MOSCOW, October 18 (RIA Novosti) - The World Wide Fund for Nature (WWF) released a statement Saturday following the 12th meeting of the Convention on Biological Diversity, highlighting that the world has lost more than half of the planet's wildlife population.
"At a time when the world has seen the loss of more than half of the planet's wildlife populations, countries are neither moving fast enough nor doing enough to prevent further decline," the statement reads.
Species populations worldwide have declined 52 percent since 1970, with a 76 percent decline in freshwater species and a 39 and 40 percent decline in marine and terrestrial species decline respectively, according to finding revealed at the convention that was concluded on Friday in South Korea.
The findings compiled in the WWF Living Planet 2014 report also states that global freshwater demand is projected to exceed current supply by more than 40 percent by 2030.
While urging governments to "supercharge" their efforts in conserving the environment, the WWF statement noted that forest ecosystems alone contribute $720 billion to the global economy.
"The COP [convention] urges Parties to take comprehensive and urgent measures necessary to ensure the full implementation of the Strategic Plan for Biodiversity 2011-2020 and corresponding national biodiversity strategies and action plans (NBSAPs)," the statement says, adding that it urges the relevant parties to do so by October 2015.
The Strategic Plan for Biodiversity 2011-2020, also known as the Aichi targets, and a main theme at the convention, is a ten-year framework for action by all countries and stakeholders to save biodiversity and enhance its benefits for people, as explained on the Convention on Biological Diversity website.
Among the strategies are getting the governments and society more involved, promoting sustainable use, safeguarding ecosystems and promoting the benefits of conserving biodiversity.
The WWF, formerly the World Wildlife Fund, was founded in 1961 in Switzerland and has been active in issues regarding the conservation, research and restoration of the environment.
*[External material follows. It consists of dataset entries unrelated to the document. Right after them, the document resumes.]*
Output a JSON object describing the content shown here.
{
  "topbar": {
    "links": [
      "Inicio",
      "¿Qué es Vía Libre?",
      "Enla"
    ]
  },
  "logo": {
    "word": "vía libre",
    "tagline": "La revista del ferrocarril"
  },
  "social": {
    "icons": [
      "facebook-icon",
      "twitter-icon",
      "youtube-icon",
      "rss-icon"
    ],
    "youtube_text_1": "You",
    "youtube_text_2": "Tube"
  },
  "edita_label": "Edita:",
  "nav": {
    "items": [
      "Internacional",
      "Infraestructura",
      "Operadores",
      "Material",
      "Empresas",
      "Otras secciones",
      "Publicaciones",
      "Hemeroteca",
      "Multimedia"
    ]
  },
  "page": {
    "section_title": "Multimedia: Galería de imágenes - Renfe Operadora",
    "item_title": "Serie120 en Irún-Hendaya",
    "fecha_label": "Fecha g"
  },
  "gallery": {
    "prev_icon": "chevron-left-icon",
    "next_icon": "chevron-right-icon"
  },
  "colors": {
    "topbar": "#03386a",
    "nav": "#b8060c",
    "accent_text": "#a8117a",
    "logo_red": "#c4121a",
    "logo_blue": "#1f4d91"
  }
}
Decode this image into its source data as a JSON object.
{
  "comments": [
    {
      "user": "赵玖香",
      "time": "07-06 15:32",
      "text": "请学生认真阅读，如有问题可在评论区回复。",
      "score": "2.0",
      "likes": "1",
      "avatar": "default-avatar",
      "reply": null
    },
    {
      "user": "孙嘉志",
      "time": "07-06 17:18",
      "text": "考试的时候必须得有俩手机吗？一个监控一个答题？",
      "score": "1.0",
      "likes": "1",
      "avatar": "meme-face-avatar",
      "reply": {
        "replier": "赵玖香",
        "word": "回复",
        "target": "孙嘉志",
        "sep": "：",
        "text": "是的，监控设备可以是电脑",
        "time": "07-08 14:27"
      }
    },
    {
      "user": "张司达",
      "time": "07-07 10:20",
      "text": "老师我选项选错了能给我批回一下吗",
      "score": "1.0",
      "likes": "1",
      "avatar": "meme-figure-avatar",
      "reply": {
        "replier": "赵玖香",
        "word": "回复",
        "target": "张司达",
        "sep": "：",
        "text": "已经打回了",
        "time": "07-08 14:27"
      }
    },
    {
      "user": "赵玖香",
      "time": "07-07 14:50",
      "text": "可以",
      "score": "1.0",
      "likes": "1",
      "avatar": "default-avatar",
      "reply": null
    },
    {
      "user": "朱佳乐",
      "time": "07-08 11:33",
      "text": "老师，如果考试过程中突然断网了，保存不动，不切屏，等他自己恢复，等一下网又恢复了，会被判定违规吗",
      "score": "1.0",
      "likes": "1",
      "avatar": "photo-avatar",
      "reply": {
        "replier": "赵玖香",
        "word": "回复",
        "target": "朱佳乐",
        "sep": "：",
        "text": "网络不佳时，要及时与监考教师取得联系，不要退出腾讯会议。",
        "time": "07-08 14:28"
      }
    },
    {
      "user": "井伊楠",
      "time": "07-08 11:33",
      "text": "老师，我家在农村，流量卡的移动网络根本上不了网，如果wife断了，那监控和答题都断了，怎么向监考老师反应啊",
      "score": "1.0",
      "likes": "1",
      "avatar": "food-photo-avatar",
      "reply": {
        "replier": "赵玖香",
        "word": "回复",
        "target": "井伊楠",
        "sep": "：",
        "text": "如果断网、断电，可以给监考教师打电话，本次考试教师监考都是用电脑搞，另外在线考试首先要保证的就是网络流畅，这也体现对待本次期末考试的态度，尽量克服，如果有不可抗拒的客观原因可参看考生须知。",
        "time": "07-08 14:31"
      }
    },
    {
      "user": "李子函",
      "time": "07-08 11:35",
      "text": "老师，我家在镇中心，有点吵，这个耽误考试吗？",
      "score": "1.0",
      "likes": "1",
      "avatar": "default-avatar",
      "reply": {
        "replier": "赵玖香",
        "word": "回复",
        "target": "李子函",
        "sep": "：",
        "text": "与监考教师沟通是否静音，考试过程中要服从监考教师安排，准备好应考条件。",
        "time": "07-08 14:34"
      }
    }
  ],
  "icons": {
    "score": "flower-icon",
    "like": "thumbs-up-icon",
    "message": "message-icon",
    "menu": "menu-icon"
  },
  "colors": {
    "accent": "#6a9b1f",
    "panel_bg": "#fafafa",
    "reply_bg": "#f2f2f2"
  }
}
It is the world's largest independent conservation organization with over 5 million supporters worldwide, working in more than 100 countries.